In her talk, Anna will share what she learned about different dimensions of sociality manifesting in human-robot encounters in everyday spaces beyond instances of anthropomorphising expressed in the language people use to articulate their experiences. Emphasizing the embodied and relational nature of these encounters, wherein all participants have agentive qualities, she further questions what this means for how in HRI and social robotics we conceptualize people who are not the direct users of technologies, but who nevertheless variously co-shape and co-constitute the daily operations of the robots. Furthermore, Anna will engage with selected literature on phenomenology of sociality to speculate how philosophical accounts of our bodily experience of living together in a shared world can inform our understanding of sociality in HRI.  

Friday August 23, 10:10-10:40 CEST, Workshop Room 2 (1441-210)

Tom Ziemke, Linköping University, Sweden

ITom Ziemke has been Professor of Cognitive Systems at Linköping University since 2016. He received his PhD from the University of Sheffield in 2000 and was Professor of Cognitive Science at the University of Skövde before moving to Linköping. His research interests are in situated and embodied cognition, with a focus on how people interact with AI and autonomous technologies, such as social robots and automated vehicles. 

Ironies of Social Robotics: Embodiment in the Eye of the Beholder

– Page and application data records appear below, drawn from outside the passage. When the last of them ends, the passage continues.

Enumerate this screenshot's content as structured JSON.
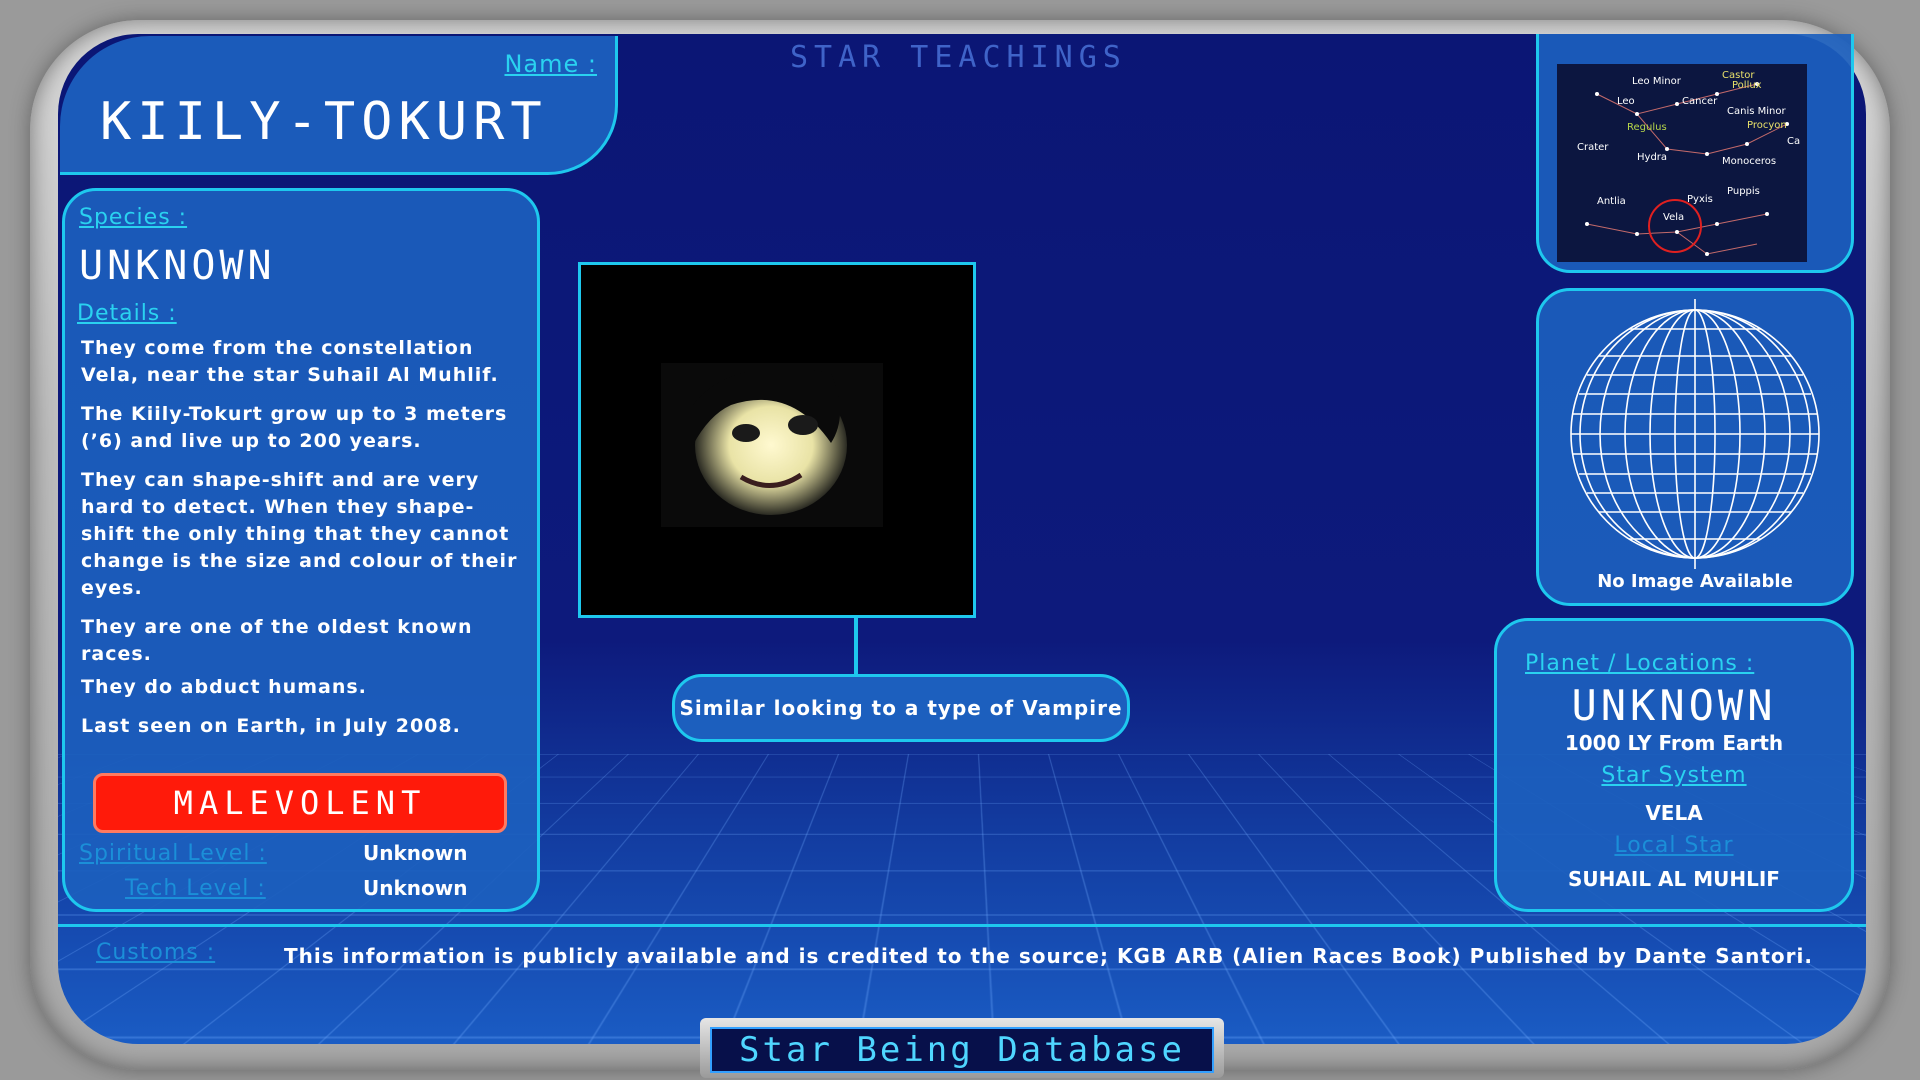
{
  "header": {
    "title": "STAR TEACHINGS"
  },
  "name_card": {
    "label": "Name :",
    "value": "KIILY-TOKURT"
  },
  "species": {
    "label": "Species :",
    "value": "UNKNOWN"
  },
  "details": {
    "label": "Details :",
    "paragraphs": [
      "They come from the constellation Vela, near the star Suhail Al Muhlif.",
      "The Kiily-Tokurt grow up to 3 meters (’6) and live up to 200 years.",
      "They can shape-shift and are very hard to detect. When they shape-shift the only thing that they cannot change is the size and colour of their eyes.",
      "They are one of the oldest known races.",
      "They do abduct humans.",
      "Last seen on Earth, in July 2008."
    ]
  },
  "alignment": {
    "value": "MALEVOLENT",
    "color": "#ff1a0a"
  },
  "levels": {
    "spiritual_label": "Spiritual Level :",
    "spiritual_value": "Unknown",
    "tech_label": "Tech Level :",
    "tech_value": "Unknown"
  },
  "portrait": {
    "caption": "Similar looking to a type of Vampire"
  },
  "constellation_map": {
    "labels": [
      "Leo Minor",
      "Cancer",
      "Castor",
      "Pollux",
      "Leo",
      "Regulus",
      "Canis Minor",
      "Procyon",
      "Crater",
      "Hydra",
      "Monoceros",
      "Antlia",
      "Pyxis",
      "Puppis",
      "Vela",
      "Ca"
    ]
  },
  "globe": {
    "caption": "No Image Available"
  },
  "location": {
    "planet_label": "Planet / Locations :",
    "planet_value": "UNKNOWN",
    "distance": "1000 LY From Earth",
    "system_label": "Star System",
    "system_value": "VELA",
    "local_star_label": "Local Star",
    "local_star_value": "SUHAIL AL MUHLIF"
  },
  "customs": {
    "label": "Customs :",
    "text": "This information is publicly available and is credited to the source; KGB ARB (Alien Races Book) Published by Dante Santori."
  },
  "footer": {
    "title": "Star Being Database"
  },
  "colors": {
    "accent": "#1ec8ee",
    "panel": "#1c5fbe",
    "background": "#0b1675"
  }
}
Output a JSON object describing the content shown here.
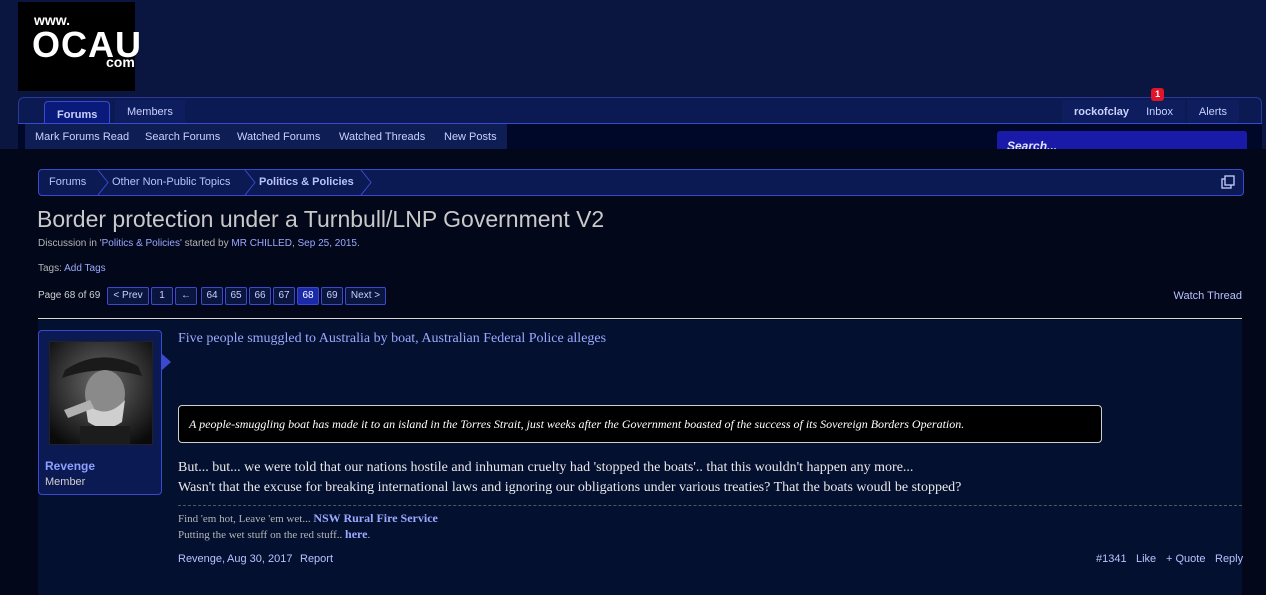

Robot lawn mowers, vacuum cleaners and self-driving cars avoid obstacles, approach charging stations, and so on—and therefore are commonly interpreted as intentional agents. The fact that robots share physical environments with people does not necessarily mean that they are situated in the same perceptual and social world as humans, though. For people encountering socially interactive systems, such as social robots or automated vehicles, this poses the nontrivial challenge to interpret them as intentional agents to understand and anticipate their behavior but also to keep in mind that the intentionality of artificial bodies is fundamentally different from their natural counterparts. The talk puts this in the context of certain “ironies” of automation and AI and discusses how social human-robot interaction requires, on one hand, a “suspension of disbelief” but, on the other hand, also a capacity for the “suspension of belief” – plus the cognitive capacity to switch between these modes of interpretation in social interactions.